[[ Entries provided, beginning ]]

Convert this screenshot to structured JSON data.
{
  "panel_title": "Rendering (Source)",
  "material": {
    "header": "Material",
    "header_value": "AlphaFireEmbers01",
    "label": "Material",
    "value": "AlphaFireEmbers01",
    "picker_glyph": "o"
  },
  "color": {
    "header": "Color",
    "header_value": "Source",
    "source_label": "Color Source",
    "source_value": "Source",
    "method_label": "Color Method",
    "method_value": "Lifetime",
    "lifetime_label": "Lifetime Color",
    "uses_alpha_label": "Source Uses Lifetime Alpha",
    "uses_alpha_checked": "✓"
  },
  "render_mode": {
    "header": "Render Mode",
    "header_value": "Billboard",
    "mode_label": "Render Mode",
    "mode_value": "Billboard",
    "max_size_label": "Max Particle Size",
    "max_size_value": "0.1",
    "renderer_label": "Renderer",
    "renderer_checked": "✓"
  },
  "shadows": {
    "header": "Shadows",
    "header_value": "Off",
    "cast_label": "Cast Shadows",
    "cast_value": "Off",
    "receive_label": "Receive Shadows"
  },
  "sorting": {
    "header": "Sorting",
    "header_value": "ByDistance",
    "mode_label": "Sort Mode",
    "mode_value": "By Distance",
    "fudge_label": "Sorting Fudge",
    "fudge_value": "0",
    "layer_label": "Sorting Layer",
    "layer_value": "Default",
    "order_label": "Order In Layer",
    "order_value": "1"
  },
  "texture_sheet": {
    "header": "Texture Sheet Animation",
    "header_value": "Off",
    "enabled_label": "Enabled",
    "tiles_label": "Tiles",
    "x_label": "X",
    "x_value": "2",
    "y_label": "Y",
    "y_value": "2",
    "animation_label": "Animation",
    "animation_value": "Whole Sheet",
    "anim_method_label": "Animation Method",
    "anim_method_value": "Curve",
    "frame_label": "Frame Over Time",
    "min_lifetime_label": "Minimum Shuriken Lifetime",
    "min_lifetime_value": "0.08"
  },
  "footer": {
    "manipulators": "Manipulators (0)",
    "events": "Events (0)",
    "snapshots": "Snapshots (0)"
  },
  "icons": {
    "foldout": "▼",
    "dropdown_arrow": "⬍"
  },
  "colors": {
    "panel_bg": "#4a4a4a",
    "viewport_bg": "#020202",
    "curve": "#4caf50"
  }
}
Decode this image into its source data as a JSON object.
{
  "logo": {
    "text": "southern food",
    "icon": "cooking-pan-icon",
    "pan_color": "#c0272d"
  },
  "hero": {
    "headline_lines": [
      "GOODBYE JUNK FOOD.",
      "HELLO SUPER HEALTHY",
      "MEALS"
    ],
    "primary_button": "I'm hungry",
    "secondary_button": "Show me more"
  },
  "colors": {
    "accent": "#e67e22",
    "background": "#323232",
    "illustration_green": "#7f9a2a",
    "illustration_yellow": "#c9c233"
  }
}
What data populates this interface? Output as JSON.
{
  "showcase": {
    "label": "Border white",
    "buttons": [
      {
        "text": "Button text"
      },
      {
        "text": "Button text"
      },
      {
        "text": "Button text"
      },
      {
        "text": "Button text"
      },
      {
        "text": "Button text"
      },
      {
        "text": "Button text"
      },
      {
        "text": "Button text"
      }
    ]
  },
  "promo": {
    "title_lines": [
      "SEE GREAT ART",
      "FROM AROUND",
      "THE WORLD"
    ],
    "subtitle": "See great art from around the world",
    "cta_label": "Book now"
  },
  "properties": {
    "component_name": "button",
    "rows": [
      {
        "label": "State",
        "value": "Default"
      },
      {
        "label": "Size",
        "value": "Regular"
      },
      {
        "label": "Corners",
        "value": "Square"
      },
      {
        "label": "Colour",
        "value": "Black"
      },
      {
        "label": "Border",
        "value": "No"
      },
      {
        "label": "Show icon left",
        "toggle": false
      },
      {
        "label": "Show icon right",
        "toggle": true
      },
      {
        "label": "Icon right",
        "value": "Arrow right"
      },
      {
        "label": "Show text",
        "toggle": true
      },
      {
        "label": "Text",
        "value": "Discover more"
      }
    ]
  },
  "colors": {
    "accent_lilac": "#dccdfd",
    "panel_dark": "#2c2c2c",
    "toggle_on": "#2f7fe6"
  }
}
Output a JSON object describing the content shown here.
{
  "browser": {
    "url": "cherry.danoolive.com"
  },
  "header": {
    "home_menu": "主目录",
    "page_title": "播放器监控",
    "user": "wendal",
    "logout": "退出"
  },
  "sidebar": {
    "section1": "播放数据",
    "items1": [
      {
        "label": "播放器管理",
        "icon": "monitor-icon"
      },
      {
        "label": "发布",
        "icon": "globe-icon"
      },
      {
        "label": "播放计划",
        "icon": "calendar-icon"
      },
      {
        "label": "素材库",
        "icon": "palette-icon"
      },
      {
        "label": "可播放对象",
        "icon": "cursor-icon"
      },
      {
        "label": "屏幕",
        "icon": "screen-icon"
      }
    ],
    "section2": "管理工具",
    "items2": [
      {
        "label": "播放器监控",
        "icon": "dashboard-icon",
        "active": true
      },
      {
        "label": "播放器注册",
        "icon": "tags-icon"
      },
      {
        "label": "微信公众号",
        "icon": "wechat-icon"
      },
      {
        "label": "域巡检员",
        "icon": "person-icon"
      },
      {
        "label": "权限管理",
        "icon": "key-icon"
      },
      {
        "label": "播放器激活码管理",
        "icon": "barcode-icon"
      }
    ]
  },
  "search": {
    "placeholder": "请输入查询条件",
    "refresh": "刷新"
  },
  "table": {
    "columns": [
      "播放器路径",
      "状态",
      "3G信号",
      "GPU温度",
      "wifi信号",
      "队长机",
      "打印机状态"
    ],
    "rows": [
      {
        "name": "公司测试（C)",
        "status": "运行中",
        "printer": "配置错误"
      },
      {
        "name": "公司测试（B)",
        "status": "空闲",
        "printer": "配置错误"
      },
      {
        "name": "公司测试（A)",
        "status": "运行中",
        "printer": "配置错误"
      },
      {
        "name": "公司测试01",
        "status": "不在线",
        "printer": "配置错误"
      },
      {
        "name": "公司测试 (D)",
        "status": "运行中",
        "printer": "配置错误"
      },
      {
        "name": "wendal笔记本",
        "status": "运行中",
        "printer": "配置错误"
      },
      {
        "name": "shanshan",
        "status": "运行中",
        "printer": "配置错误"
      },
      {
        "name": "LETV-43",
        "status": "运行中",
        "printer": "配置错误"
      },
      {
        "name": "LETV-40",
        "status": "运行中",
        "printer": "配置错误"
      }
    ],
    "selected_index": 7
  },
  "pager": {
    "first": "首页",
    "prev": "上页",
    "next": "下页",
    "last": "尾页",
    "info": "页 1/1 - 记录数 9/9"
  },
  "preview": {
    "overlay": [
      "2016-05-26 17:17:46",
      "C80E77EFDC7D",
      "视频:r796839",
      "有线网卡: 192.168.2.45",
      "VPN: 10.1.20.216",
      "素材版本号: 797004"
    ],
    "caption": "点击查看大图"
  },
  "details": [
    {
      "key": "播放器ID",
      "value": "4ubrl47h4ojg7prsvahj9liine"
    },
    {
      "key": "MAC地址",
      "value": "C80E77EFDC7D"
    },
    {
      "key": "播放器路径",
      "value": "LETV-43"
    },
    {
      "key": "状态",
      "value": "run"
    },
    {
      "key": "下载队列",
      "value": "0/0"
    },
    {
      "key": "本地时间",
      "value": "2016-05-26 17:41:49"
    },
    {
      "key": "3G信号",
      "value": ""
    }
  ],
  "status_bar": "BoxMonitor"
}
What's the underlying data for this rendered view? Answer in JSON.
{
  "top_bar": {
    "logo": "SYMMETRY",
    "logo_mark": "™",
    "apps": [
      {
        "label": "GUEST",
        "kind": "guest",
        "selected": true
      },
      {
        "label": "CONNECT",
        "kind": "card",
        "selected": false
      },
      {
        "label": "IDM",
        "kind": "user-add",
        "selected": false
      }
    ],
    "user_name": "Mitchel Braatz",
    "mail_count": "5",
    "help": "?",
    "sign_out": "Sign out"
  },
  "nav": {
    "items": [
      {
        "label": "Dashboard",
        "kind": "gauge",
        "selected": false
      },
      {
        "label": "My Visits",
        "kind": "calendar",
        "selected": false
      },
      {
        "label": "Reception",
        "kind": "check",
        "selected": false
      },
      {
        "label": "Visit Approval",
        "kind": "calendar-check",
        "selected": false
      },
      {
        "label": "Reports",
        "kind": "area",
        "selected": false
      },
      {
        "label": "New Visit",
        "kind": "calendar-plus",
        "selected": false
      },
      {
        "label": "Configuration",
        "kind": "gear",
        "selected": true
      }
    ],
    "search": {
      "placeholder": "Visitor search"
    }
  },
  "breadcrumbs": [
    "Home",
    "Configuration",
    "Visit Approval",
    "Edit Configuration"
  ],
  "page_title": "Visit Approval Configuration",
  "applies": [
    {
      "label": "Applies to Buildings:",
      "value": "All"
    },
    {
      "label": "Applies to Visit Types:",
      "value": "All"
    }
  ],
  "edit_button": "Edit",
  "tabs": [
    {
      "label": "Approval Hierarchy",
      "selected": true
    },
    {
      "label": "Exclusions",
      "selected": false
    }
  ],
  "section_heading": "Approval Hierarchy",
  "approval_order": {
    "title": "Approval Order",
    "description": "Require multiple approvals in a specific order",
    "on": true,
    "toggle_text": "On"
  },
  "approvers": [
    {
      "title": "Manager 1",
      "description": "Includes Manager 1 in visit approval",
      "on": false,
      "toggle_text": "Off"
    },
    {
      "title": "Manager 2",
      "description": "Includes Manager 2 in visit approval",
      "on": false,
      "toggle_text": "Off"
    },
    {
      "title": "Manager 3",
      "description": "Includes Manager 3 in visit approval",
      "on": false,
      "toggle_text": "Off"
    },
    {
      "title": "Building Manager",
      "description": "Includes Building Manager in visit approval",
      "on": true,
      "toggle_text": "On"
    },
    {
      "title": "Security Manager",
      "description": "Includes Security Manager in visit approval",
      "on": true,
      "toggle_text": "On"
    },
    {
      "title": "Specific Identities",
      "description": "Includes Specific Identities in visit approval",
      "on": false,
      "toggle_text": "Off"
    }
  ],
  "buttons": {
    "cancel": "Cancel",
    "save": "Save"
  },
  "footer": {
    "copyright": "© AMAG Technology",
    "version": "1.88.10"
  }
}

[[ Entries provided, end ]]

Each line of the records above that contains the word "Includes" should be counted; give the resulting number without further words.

Exercise answer:
6